- We’ve been entirely too passive with the previous owner. I still don’t have my pool key, the dryer is not set up properly (neither, if you’ll remember, was the washer. Also, he wasn’t supposed to take them in the first place so if he had done it the right way, we probably wouldn’t be facing this.) The guy he sent to fix the ceiling fan has been over four times including right now (he swears he’ll fix it this time), I’ve had his ladder in my bedroom and attic insulation knocked all over my bed and the floor next to it for a week. It’s completely ridiculous.

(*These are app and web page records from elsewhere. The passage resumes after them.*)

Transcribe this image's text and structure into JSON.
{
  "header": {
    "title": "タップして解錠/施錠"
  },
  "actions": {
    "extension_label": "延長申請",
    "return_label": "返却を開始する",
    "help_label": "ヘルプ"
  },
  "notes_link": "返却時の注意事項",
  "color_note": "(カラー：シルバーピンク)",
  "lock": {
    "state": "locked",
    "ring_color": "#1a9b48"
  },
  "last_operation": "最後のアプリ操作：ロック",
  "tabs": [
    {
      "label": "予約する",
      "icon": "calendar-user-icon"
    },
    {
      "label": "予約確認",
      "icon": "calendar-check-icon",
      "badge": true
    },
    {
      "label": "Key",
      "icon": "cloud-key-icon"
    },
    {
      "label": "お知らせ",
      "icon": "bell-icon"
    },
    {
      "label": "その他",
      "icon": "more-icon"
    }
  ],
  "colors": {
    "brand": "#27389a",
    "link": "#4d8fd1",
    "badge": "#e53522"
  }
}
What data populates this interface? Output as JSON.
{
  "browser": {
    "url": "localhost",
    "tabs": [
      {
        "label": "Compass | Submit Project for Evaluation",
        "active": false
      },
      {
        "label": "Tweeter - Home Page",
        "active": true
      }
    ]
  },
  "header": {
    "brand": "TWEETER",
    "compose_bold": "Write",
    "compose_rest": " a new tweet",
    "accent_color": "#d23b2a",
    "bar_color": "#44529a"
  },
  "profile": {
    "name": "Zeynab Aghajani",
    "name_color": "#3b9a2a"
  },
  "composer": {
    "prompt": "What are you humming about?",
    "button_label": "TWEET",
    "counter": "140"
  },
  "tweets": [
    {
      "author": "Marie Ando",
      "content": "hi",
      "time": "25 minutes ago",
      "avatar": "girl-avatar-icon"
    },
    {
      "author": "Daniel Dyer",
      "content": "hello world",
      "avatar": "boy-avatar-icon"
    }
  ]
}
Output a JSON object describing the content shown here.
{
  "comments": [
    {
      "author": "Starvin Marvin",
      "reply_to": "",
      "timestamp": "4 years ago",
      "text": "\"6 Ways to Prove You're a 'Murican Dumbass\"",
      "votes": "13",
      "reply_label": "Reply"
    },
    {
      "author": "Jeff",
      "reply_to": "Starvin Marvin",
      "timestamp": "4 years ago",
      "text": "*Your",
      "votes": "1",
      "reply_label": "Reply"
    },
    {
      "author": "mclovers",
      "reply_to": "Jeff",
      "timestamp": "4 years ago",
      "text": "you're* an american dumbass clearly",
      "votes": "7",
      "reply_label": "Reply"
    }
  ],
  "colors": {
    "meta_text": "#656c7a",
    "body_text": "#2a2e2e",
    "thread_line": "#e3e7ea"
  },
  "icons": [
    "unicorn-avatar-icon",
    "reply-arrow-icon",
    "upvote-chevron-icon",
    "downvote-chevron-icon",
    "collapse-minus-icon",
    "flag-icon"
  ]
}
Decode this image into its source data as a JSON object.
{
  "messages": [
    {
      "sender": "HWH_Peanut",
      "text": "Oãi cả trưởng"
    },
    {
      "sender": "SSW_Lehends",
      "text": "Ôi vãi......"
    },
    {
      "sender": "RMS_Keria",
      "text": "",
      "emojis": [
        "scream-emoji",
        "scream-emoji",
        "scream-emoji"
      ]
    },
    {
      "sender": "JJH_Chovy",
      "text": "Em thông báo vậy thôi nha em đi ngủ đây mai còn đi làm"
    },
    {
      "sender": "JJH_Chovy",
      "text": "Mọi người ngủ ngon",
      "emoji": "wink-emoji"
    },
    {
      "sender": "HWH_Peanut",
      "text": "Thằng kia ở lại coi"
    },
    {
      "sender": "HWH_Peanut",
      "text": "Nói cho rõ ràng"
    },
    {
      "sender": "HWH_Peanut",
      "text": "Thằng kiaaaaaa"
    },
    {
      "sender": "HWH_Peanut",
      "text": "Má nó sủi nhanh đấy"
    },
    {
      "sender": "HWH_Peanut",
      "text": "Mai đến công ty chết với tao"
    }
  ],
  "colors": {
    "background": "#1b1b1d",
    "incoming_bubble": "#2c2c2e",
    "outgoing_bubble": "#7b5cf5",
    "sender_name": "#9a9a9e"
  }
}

- Everything in one place. No seriously. As soon as you can. I started moving things out of my friend’s garage this weekend. My house is more cluttered for it, but it’s just better to have fewer nagging tasks hanging over my head. Things I’ve been looking for since the move, fearing they were lost, were in that garage. It’s easier to put everything away when you’re not mentally holding space for one thing and another. Even things as simple as my freezer— mom doesn’t keep the same things in her freezer as I do, so when I went to cook a meal I kept thinking “seriously? No chicken at all?!” Considering how much more stuff I moved into the house this weekend, the house is not proportionately more cluttered, and it’s letting me get rid of the things in the new house that haven’t been working the way I wanted them to. (There’s a whole shower caddy story here that I’ll spare you. You’re welcome.)
- Learning curves are a wonderful and terrible thing. My lawn-mowing experience took me an hour less than it took last week (that’s the learning curve at work— this week, I didn’t have to figure out where I was plugging in or whether I needed extension cords. I had to consult the instruction manual, but just to trouble-shoot, because I had problems when I moved from the front yard plug to the back yard.) I predict I’ll ultimately be able to knock almost another hour off my mowing time, bringing it to 75 to 90 minutes all-told. I’ve also figured out that the front yard takes about 15 or 20 minutes—in the back, I have to do more picking up dog poop and removing felled tree branches, etc. This means I could do the front yard after work one night, and save the back for the weekend, if I needed to. Flexibility is my friend.
- I need to be careful in how I word this, because I’m not saying that these things are the same, but I’m already noticing a difference in my life, from living alone. I went to lunch with some single-gal friends, and the way they talked about their lives was the way I felt about my life even a couple of weeks ago. But it’s not how I feel about things now. They talked about making dinner and cleaning up as if it were a huge production. I actually like cooking dinner and I don’t mind cleaning the kitchen afterward as much as I used to. It takes time and forethought, but basically everything takes time and forethought— at least at the end of dinner, I have something tangible to show for it. And I make sure to make enough so that dinner pays off for several meals thereafter. When I think about making plans with someone else, I think “okay, but if I do that then, when am I going to get the lawn mowed” (or the stuff out of my friend’s garage, or whatever.) I’m not sure if it’s the living with someone else (someone for whom you feel some level of responsibility), or the having a real house with land to maintain, but I kind of get, at a different level, why there’s this difference between singles and marrieds or between singles living alone in a condo and people with kids.
- I was lousy with ideas about writing, this weekend. Everywhere I turned, there were ideas. I don’t know if I’ve just been suppressing ideas, during the move, because my brain was busy with different things, or because I started reading again last week (even audiobooks count as reading, as far as I’m concerned, but I wasn’t doing even that, during the move, because there was so much to absorb my attention), or if I had just done something to win the muse’s favor. I suspect that moving from the all-encompassing focus of the move to a more diffuse focus helped stoke my creativity.